The @POTUS account bio explicitly notes that unless signed "-DJT," tweets are sent by Dan Scavino, Trump's director of social media. Scavino has a history of tweeting fraudulent right-wing and pro-Trump stories; as a result, readers ought to scrutinize his @POTUS messages carefully.

Of the handful of tweets fired off by @POTUS to date, only one is seemingly posted by Trump himself. A post identical to one tweeted by @realDonaldTrump went up on the @POTUS account about 22 minutes later, signaling Trump's preferential treatment toward his longtime swarm of followers.

The second and only other tweet sent from the @POTUS account signed by "-DJT" raises some skepticism as to whether Trump's sign-off should be taken at face value. The tweet in question includes both a Twitter Moment and a geotag of the White House — two practices Trump has never used on his personal account. 

Perhaps he's dictating his messages to his team of handlers — or maybe he's trusted an aide to speak for him. It's also possible his social media team is feeding him messages to tweet from his personal account — such as a tweet supporting "peaceful protests" sent from @realDonaldTrump after one ridiculing the women's march.

An expert's analysis of Trump's social media strategy: "There's a consistent void between reality and what this guy thinks"

"Is he going to mouth off about things that are insane? Sure," Matt Canter, senior vice president at Global Strategy Group and a former top official at the Democratic Senatorial Campaign Committee, said in a phone interview. "Are people around him going to try and contain him? I don't know, maybe, or maybe sometimes they'll pick their battles."

Canter brought up the rumor that Trump takes to Twitter to say "crazy things" on Friday nights and Saturday mornings while his daughter Ivanka observes Shabbat. "She's the one who keeps him contained," Canter said. (We reached out to the White House and will update with any response.)

Canter brought up the rumor that Trump takes to Twitter to say "crazy things" on Friday nights and Saturday mornings while his daughter Ivanka observes Shabbat. "She's the one who keeps him contained."

It's too early to tell how the @POTUS account might evolve (or degenerate) over time — but if the first batch of tweets and retweets are any indication, it'll involve a more sophisticated social strategy, possibly with a lot more media. We may see fewer ad hominem attacks, taunts and threats, and virtually nonexistent input from the president himself. 

"Anything that is not an Android tweet, maybe [Trump] approved it, but it's certainly not notable from his perspective," Robinson said.

But followers should stay alert for false claims. "There's no question that there's a consistent void between reality and what this guy thinks and that'll be true in his Twitter account," Canter said. 

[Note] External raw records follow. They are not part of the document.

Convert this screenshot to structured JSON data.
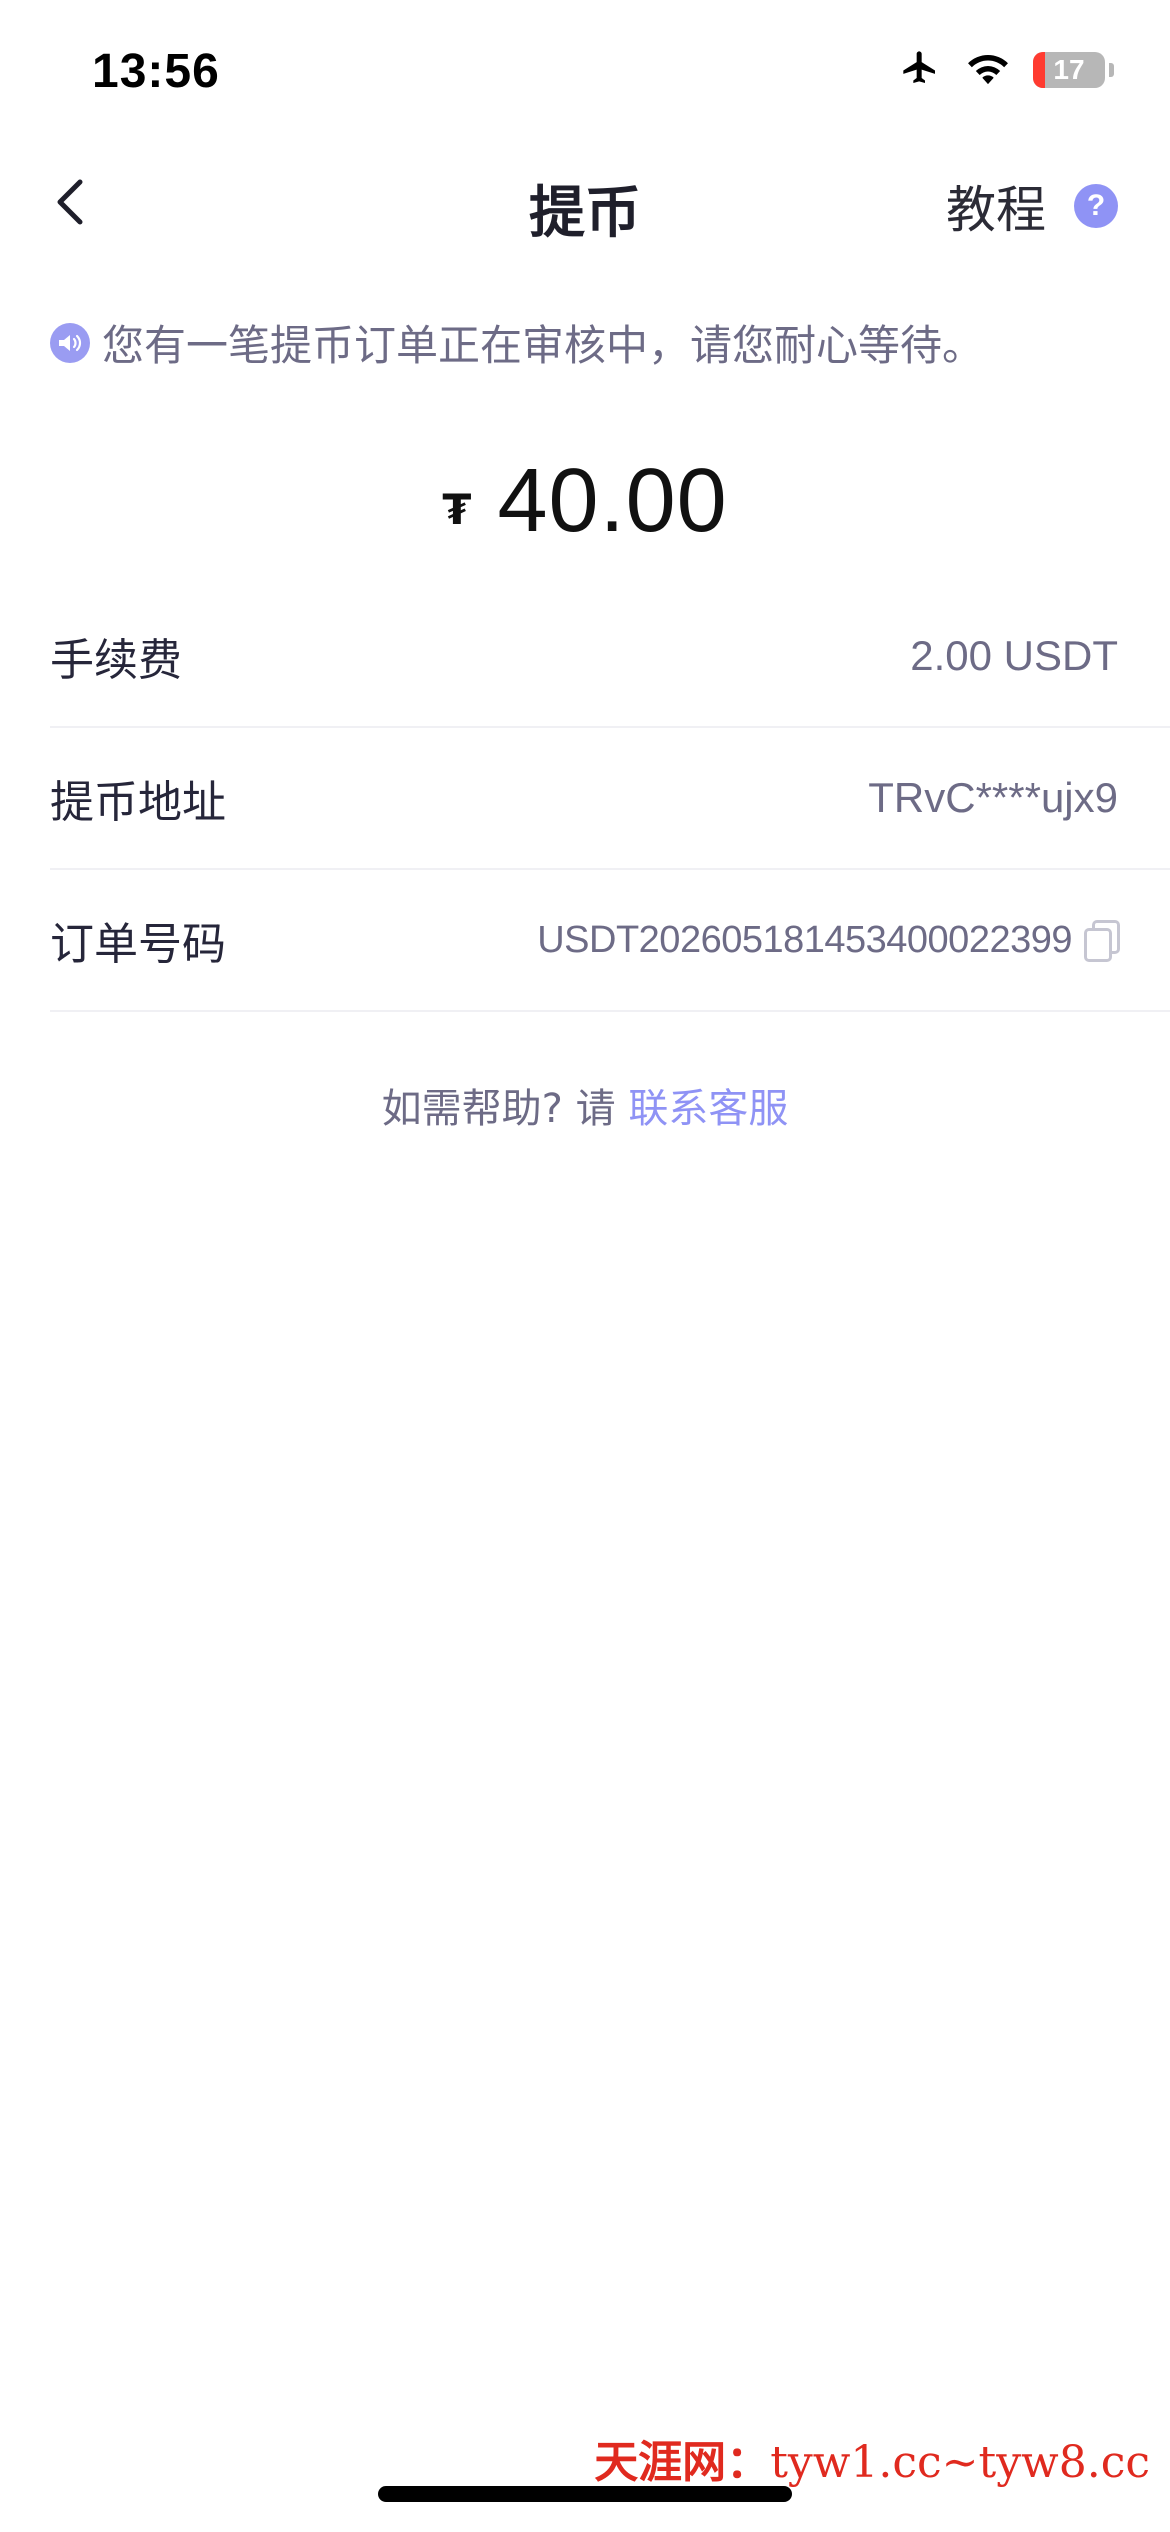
{
  "status_bar": {
    "time": "13:56",
    "battery_level": "17",
    "battery_fraction": 0.17,
    "icons": [
      "airplane-icon",
      "wifi-icon",
      "battery-icon"
    ]
  },
  "nav": {
    "title": "提币",
    "tutorial_label": "教程",
    "help_symbol": "?",
    "back_icon": "chevron-left-icon"
  },
  "notice": {
    "icon": "speaker-icon",
    "text": "您有一笔提币订单正在审核中，请您耐心等待。"
  },
  "amount": {
    "currency_symbol": "₮",
    "value": "40.00"
  },
  "details": {
    "fee_label": "手续费",
    "fee_value": "2.00 USDT",
    "address_label": "提币地址",
    "address_value": "TRvC****ujx9",
    "order_label": "订单号码",
    "order_value": "USDT20260518145340002239​9"
  },
  "help": {
    "prefix": "如需帮助? 请 ",
    "link_text": "联系客服"
  },
  "watermark": {
    "brand": "天涯网：",
    "text": "tyw1.cc~tyw8.cc"
  },
  "colors": {
    "accent": "#8f93f5",
    "muted_text": "#6d6b86",
    "battery_low": "#ff3b30",
    "watermark": "#e02a1f"
  }
}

"Donald Trump is trying to create his own media with his Twitter feed, but I think that is wrong," he added. "I would say that the public should distrust it and should not fall victim to its lure."